On January 25, the African Press Agency’s page on Mali was filled with news items about eager western involvement in solidarity with the French war buildup. It ranged from “Italy to send aircraft to help transport troops to Mali” to “Germany pledges aid to Africa for Mali intervention.” All calls for political dialogue—especially as ethnic strife is likely to devastate the country for years to come—seem to fall on deaf ears. Meanwhile, according to APA, the UK is offering to help Mali find a “political roadmap” aimed at securing the ‘political future of the West African country’.”
As France, the U.S., and the EU countries determine the future of Mali through military efforts and political roadmaps, the country is weakened and politically disfigured beyond any possibility of confronting outside designs. For G4S and other security firms, Mali now tops the list in Africa’s emerging security market. Nigeria and Kenya follow closely, with possibilities emerging elsewhere.
From Libya to Mali a typical story is forming, coupled with lucrative contracts and massive opportunities of all sorts. When private security firms speak of an emerging market in Africa, one can safely assume that the continent is once more falling prey to growing military ambitions and unfair business conduct. While G4S is likely to polish its tarnished brand, hundreds of thousands of African refugees (800,000 in Mali alone) will continue their endless journeys into unfamiliar borders and unforgiving deserts. Their security matters to no one, for private security firms have no room for penniless refugees.

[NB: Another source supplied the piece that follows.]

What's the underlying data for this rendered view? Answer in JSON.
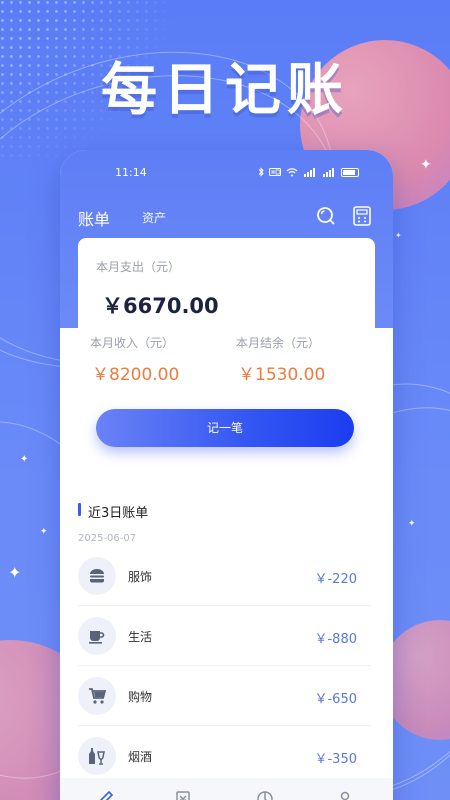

Ramzy Baroud (www.ramzybaroud.net) is an internationally-syndicated columnist and the editor of PalestineChronicle.com. His latest book is: My Father was A Freedom Fighter: Gaza’s Untold Story (Pluto Press).